### The data
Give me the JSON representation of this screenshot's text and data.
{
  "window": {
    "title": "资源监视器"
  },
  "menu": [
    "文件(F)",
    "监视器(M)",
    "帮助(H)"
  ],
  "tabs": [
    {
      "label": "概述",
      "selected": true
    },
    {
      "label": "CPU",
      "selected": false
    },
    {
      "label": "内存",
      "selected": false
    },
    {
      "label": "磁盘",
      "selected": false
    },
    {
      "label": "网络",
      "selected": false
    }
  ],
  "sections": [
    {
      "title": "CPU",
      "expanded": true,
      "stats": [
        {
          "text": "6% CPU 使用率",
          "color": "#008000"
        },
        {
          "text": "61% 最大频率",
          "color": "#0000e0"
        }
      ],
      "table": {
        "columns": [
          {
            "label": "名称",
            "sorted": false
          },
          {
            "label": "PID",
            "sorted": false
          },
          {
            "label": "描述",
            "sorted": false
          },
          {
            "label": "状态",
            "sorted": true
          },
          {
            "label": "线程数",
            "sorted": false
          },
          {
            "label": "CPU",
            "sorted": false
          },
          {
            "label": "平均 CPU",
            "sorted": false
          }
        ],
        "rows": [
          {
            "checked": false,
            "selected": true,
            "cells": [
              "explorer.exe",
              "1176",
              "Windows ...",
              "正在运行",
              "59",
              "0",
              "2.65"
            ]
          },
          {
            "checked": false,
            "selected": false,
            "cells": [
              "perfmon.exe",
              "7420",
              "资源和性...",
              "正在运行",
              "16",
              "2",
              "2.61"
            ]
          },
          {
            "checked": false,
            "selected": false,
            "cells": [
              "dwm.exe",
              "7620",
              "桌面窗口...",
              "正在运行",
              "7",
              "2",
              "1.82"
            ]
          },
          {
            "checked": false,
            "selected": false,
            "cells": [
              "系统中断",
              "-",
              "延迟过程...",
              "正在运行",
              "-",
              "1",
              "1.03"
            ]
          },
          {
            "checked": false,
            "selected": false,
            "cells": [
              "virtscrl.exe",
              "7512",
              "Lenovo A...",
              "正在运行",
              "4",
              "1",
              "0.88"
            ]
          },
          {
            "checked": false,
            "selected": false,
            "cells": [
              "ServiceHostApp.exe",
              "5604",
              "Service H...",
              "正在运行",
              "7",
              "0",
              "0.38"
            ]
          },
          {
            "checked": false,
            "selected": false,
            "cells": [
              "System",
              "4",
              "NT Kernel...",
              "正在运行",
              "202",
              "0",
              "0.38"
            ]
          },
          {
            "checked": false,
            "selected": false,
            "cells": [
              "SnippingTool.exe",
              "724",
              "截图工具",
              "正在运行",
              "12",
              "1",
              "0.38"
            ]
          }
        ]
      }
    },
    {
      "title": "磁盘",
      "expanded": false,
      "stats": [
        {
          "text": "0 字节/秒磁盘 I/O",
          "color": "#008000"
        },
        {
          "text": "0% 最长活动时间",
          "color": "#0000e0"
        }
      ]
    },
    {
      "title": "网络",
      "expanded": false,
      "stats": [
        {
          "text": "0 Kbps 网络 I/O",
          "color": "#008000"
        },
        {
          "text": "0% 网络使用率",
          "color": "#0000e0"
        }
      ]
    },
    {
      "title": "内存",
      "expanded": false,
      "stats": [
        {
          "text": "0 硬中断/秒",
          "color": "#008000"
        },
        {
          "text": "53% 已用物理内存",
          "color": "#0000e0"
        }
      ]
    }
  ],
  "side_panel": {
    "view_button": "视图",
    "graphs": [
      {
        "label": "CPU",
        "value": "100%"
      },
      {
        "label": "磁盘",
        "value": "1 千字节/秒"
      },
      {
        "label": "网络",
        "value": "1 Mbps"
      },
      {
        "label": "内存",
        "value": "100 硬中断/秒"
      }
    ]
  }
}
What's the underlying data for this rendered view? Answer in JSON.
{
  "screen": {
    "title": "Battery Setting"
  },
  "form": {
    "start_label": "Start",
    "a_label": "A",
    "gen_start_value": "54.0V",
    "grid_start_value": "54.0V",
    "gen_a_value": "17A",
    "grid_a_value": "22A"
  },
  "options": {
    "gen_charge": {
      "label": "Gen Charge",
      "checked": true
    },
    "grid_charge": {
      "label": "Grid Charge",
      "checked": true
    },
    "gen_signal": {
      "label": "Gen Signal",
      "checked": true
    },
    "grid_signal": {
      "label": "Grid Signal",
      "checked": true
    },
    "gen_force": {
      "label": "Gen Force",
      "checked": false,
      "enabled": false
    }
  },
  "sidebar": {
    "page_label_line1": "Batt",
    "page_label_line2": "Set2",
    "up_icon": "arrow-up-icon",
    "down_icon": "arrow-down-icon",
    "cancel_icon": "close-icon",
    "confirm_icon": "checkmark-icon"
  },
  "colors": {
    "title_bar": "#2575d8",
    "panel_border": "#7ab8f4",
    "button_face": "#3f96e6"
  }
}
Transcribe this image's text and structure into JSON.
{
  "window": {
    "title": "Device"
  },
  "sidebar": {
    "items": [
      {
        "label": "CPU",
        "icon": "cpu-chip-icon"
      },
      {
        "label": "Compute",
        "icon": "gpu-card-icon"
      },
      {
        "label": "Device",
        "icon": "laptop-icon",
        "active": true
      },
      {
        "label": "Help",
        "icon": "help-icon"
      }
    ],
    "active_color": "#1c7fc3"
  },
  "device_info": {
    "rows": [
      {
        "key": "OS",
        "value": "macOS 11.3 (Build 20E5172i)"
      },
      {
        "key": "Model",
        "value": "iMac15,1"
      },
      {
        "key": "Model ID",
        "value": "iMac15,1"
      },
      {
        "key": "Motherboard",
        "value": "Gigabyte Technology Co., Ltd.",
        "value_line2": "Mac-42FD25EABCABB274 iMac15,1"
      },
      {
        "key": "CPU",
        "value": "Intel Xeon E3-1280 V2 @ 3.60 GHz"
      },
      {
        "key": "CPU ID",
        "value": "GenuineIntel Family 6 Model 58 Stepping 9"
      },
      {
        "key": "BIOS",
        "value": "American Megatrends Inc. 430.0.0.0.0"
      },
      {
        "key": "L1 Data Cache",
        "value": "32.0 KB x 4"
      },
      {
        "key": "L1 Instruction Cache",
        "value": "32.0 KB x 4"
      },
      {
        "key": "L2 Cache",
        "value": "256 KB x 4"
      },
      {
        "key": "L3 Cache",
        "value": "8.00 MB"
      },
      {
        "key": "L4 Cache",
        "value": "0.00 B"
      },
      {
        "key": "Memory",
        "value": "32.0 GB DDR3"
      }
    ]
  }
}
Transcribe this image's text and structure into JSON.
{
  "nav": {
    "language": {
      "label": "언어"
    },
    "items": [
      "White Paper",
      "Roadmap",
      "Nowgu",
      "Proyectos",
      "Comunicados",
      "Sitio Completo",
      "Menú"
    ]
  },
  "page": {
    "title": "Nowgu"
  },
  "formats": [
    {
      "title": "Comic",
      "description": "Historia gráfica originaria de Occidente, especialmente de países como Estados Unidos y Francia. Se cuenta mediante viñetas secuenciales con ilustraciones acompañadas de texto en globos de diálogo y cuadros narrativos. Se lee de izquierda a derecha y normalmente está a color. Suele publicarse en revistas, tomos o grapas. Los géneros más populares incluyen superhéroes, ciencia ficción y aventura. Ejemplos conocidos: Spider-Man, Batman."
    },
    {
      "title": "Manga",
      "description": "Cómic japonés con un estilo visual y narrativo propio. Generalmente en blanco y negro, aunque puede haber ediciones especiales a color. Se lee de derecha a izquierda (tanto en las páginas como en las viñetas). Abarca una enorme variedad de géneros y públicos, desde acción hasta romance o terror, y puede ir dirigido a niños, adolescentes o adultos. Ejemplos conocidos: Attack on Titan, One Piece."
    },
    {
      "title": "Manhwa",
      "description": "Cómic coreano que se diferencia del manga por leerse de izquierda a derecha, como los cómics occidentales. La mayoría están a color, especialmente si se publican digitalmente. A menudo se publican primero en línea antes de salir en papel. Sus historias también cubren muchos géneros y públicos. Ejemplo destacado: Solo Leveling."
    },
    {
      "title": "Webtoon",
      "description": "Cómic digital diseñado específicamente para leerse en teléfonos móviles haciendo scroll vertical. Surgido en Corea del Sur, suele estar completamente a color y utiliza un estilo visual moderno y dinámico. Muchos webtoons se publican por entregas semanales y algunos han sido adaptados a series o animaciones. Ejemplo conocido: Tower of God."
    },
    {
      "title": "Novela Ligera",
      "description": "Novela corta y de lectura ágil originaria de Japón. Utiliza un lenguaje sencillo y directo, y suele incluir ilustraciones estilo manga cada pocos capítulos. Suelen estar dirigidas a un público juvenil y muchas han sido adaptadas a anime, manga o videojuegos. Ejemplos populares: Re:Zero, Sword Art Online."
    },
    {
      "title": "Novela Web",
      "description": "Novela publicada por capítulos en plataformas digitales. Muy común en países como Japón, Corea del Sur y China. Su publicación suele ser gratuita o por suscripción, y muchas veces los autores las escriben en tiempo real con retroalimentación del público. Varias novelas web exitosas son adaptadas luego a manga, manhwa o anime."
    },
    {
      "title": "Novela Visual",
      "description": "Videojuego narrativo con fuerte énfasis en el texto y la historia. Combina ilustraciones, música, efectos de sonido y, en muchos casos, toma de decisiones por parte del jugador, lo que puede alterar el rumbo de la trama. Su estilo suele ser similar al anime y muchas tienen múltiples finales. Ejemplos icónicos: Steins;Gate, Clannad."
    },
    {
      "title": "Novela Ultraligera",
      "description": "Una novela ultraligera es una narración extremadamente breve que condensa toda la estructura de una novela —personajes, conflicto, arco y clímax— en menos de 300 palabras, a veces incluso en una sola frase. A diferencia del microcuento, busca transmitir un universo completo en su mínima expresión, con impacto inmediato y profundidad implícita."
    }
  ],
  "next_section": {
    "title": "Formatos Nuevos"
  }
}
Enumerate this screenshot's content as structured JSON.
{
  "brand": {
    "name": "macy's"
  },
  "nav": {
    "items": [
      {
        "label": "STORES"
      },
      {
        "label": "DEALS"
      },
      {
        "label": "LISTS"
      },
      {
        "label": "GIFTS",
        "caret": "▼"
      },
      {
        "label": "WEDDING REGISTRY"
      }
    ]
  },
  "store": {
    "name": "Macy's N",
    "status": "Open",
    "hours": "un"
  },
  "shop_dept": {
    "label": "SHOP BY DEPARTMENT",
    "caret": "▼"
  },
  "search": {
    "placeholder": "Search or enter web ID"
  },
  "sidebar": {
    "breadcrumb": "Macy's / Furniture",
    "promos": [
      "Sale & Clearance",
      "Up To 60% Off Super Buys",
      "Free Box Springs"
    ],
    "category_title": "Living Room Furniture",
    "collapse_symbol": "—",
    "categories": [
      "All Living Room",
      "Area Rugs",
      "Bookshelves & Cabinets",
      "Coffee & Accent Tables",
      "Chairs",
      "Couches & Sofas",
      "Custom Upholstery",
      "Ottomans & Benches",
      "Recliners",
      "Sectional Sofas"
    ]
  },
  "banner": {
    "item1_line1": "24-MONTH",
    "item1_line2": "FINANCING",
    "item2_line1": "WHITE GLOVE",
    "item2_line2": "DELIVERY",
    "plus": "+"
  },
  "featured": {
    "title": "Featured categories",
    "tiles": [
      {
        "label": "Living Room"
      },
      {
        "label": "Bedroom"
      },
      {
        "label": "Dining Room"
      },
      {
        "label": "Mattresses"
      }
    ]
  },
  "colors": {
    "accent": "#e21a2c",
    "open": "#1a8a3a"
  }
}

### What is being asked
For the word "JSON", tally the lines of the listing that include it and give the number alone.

### Completed task
5